Aimee Boorman was your coach since the beginning of your gymnastics career. What was the key to this successful relationship?

As a coach, Aimee knew and understood me as a person. She knew what I was capable of doing and knew that I needed a challenge to stay focused. Aimee managed to keep me motivated to push through the numerous repetitions during training.

You haven’t lost an all-around meet since 2013. At the 2016 Summer Olympics in Rio you took four gold medals and a bronze setting an American record for most gold medals in women’s gymnastics at a single game. How do you stay humble?

I am blessed to be consistent with my performances in competitions. My mom makes sure that we pray and go to church routinely and thank God for the body and gift he gave me. Life at home is the same. I am still responsible for doing chores in the house and keeping the same routines once I am at home, which helps me stay grounded.

You chose Samba music for your floor exercise routine at the 2016 Olympics in Rio. What motivated you to make this selection?

My choreographer helped me with selecting my floor music, and because I like upbeat music, it felt like the perfect choice for that routine. We debuted the music at the Pacific Rim Championships in Everett, WA and there was such a great response from the crowd that we decided to keep it for my floor exercise in Rio.

What was it like being a part of the “Final Five” team?

Being a part of the final five was amazing and a dream come true.

Do you have any good luck rituals you do prior to competing?

I do not have any rituals prior to competing, but I do take along my turtles and my St. Sebastian pendant with me because they are my good luck charms!

What’s your favorite thing to do when not doing gymnastics?

When I am not doing gymnastics I love spending time with family and friends and watching Netflix.

Do you have any furry friends at home?
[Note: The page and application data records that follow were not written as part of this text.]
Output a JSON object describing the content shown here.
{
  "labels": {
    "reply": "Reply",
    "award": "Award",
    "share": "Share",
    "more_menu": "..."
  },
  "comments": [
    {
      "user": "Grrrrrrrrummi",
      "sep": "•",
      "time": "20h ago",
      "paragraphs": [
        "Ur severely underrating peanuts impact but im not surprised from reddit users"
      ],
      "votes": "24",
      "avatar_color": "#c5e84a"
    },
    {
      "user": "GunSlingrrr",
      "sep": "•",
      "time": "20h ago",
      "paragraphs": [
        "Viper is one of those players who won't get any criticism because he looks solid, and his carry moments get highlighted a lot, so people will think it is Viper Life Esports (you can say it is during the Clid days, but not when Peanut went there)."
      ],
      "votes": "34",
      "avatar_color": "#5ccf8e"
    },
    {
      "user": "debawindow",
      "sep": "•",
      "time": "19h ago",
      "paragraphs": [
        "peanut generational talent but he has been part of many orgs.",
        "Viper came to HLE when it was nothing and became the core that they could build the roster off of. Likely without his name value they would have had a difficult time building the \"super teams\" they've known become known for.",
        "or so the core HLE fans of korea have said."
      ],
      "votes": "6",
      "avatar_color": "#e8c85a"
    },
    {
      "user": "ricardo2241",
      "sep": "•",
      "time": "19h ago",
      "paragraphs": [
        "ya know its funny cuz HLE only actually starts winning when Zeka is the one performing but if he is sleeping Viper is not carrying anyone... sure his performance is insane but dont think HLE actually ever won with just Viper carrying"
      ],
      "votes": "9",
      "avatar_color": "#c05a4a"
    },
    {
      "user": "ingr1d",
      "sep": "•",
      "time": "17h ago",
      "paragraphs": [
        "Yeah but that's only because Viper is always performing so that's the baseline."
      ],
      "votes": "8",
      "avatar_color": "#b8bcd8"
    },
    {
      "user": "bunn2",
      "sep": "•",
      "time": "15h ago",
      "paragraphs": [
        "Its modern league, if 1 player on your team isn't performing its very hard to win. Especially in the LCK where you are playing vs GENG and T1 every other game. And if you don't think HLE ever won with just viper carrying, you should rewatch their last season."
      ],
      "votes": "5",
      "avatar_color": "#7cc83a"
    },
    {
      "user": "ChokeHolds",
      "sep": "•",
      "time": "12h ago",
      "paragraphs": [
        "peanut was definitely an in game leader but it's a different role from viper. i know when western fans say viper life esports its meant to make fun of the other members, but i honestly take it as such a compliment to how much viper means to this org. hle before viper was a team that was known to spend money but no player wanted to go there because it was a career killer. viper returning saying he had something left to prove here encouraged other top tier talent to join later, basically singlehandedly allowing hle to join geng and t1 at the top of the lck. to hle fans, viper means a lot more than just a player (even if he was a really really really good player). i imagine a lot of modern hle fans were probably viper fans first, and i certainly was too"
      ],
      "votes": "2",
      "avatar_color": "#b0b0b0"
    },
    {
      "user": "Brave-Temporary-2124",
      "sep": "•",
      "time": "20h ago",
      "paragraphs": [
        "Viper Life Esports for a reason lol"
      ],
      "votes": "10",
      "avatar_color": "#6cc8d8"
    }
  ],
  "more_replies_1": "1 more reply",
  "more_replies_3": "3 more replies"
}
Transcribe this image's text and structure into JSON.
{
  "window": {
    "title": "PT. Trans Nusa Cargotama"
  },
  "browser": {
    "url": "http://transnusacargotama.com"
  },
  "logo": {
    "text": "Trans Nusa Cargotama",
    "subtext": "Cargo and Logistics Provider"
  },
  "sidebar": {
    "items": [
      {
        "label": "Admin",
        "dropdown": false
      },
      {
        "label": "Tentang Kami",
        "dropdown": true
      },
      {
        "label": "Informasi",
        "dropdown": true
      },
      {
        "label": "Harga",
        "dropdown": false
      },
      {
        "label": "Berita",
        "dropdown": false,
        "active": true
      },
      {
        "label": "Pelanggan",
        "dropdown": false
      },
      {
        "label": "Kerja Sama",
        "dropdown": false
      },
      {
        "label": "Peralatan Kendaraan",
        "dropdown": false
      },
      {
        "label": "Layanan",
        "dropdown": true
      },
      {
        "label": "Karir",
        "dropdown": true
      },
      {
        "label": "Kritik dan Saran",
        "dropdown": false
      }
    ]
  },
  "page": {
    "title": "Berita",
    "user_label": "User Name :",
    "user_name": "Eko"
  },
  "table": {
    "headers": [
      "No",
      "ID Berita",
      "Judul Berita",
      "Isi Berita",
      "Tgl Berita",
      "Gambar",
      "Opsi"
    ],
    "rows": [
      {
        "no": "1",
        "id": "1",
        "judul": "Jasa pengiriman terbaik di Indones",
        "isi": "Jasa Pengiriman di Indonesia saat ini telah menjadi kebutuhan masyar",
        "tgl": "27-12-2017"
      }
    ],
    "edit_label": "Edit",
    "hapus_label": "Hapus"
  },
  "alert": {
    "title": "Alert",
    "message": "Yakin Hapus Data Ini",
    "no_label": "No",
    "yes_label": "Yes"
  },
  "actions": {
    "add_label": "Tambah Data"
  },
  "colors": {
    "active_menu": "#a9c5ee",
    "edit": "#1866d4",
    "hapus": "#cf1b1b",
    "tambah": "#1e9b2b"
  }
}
We have 4 German Shepherds: Maggie, Lily, Bella and Atlas.

Who’s on your playlist?

Right now I am listening to a lot of Justin Bieber, The Chainsmokers, Drake, and The Weeknd to name a few.

Your favorite place to go to in the world?

I love visiting Belize because it is where my mother’s family comes from. It is a true connection to family and that is just very special to me.

When you’re not training or competing what’s your favorite food you like to eat?

Oh it would have to be pizza! That is definitely my favorite cheat food.

What would Simone Biles be if she wasn’t an Artistic Gymnast?

If I did not do artistic gymnastics I would probably be a dancer or in track and field. It would have to be something creative and physically involved, but still not a far cry from artistic gymnastics! .

Stylist Assistant: Dustin Bice | Special thanks to Brie Costello, Janey Miller and Ashley Laury | World Champions Centre Gym located at 28865 Birnham Woods Dr, Spring, TX 77386

Courage to Soar: A Body in Motion, A Life in Balance by Simon Biles available at Barnes and Noble, published by Zondervan Press